The task:
All of the data must be printed exactly; please include every line.

Supplied information:
—————

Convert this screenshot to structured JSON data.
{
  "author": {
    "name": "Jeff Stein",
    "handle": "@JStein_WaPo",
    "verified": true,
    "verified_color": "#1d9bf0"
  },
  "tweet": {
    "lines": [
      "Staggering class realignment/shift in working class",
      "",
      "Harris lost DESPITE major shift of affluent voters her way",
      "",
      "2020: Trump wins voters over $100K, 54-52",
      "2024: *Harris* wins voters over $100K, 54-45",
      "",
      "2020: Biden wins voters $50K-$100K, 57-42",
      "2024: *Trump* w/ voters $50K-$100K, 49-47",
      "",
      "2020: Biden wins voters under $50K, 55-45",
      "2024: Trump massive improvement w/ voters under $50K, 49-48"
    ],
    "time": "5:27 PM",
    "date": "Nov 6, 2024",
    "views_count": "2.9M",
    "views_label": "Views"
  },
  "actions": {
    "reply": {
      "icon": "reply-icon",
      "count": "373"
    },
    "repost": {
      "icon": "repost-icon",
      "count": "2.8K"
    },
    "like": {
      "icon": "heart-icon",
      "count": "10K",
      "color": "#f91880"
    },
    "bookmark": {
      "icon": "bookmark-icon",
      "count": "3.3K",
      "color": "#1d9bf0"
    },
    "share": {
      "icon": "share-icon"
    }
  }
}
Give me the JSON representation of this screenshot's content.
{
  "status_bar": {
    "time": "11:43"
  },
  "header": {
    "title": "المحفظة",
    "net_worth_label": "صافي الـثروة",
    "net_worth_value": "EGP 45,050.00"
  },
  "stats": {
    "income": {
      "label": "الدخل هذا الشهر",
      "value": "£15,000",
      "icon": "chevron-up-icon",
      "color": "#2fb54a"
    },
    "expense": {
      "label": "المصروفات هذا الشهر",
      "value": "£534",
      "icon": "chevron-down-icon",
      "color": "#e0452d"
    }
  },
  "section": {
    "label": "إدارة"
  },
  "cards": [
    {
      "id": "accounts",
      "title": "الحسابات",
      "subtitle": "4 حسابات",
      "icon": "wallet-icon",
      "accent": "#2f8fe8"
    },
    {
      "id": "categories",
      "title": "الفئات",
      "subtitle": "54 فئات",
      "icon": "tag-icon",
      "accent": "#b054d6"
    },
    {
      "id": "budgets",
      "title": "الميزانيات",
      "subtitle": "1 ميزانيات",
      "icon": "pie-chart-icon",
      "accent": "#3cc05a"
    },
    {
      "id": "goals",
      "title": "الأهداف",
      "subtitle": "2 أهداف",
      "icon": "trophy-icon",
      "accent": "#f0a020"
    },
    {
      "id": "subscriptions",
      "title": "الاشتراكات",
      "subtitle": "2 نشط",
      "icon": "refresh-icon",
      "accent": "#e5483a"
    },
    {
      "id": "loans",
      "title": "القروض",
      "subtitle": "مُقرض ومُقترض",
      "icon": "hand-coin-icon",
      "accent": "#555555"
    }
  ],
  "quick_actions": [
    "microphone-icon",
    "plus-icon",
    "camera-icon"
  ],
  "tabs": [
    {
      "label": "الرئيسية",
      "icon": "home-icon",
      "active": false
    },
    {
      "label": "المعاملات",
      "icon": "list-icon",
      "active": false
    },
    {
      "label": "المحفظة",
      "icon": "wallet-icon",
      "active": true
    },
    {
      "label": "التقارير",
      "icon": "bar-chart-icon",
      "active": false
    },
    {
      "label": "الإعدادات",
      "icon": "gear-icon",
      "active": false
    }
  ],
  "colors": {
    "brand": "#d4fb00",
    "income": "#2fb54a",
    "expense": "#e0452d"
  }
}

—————

Task solution:
Convert this screenshot to structured JSON data.
{
  "author": {
    "name": "Jeff Stein",
    "handle": "@JStein_WaPo",
    "verified": true,
    "verified_color": "#1d9bf0"
  },
  "tweet": {
    "lines": [
      "Staggering class realignment/shift in working class",
      "",
      "Harris lost DESPITE major shift of affluent voters her way",
      "",
      "2020: Trump wins voters over $100K, 54-52",
      "2024: *Harris* wins voters over $100K, 54-45",
      "",
      "2020: Biden wins voters $50K-$100K, 57-42",
      "2024: *Trump* w/ voters $50K-$100K, 49-47",
      "",
      "2020: Biden wins voters under $50K, 55-45",
      "2024: Trump massive improvement w/ voters under $50K, 49-48"
    ],
    "time": "5:27 PM",
    "date": "Nov 6, 2024",
    "views_count": "2.9M",
    "views_label": "Views"
  },
  "actions": {
    "reply": {
      "icon": "reply-icon",
      "count": "373"
    },
    "repost": {
      "icon": "repost-icon",
      "count": "2.8K"
    },
    "like": {
      "icon": "heart-icon",
      "count": "10K",
      "color": "#f91880"
    },
    "bookmark": {
      "icon": "bookmark-icon",
      "count": "3.3K",
      "color": "#1d9bf0"
    },
    "share": {
      "icon": "share-icon"
    }
  }
}
Give me the JSON representation of this screenshot's content.
{
  "status_bar": {
    "time": "11:43"
  },
  "header": {
    "title": "المحفظة",
    "net_worth_label": "صافي الـثروة",
    "net_worth_value": "EGP 45,050.00"
  },
  "stats": {
    "income": {
      "label": "الدخل هذا الشهر",
      "value": "£15,000",
      "icon": "chevron-up-icon",
      "color": "#2fb54a"
    },
    "expense": {
      "label": "المصروفات هذا الشهر",
      "value": "£534",
      "icon": "chevron-down-icon",
      "color": "#e0452d"
    }
  },
  "section": {
    "label": "إدارة"
  },
  "cards": [
    {
      "id": "accounts",
      "title": "الحسابات",
      "subtitle": "4 حسابات",
      "icon": "wallet-icon",
      "accent": "#2f8fe8"
    },
    {
      "id": "categories",
      "title": "الفئات",
      "subtitle": "54 فئات",
      "icon": "tag-icon",
      "accent": "#b054d6"
    },
    {
      "id": "budgets",
      "title": "الميزانيات",
      "subtitle": "1 ميزانيات",
      "icon": "pie-chart-icon",
      "accent": "#3cc05a"
    },
    {
      "id": "goals",
      "title": "الأهداف",
      "subtitle": "2 أهداف",
      "icon": "trophy-icon",
      "accent": "#f0a020"
    },
    {
      "id": "subscriptions",
      "title": "الاشتراكات",
      "subtitle": "2 نشط",
      "icon": "refresh-icon",
      "accent": "#e5483a"
    },
    {
      "id": "loans",
      "title": "القروض",
      "subtitle": "مُقرض ومُقترض",
      "icon": "hand-coin-icon",
      "accent": "#555555"
    }
  ],
  "quick_actions": [
    "microphone-icon",
    "plus-icon",
    "camera-icon"
  ],
  "tabs": [
    {
      "label": "الرئيسية",
      "icon": "home-icon",
      "active": false
    },
    {
      "label": "المعاملات",
      "icon": "list-icon",
      "active": false
    },
    {
      "label": "المحفظة",
      "icon": "wallet-icon",
      "active": true
    },
    {
      "label": "التقارير",
      "icon": "bar-chart-icon",
      "active": false
    },
    {
      "label": "الإعدادات",
      "icon": "gear-icon",
      "active": false
    }
  ],
  "colors": {
    "brand": "#d4fb00",
    "income": "#2fb54a",
    "expense": "#e0452d"
  }
}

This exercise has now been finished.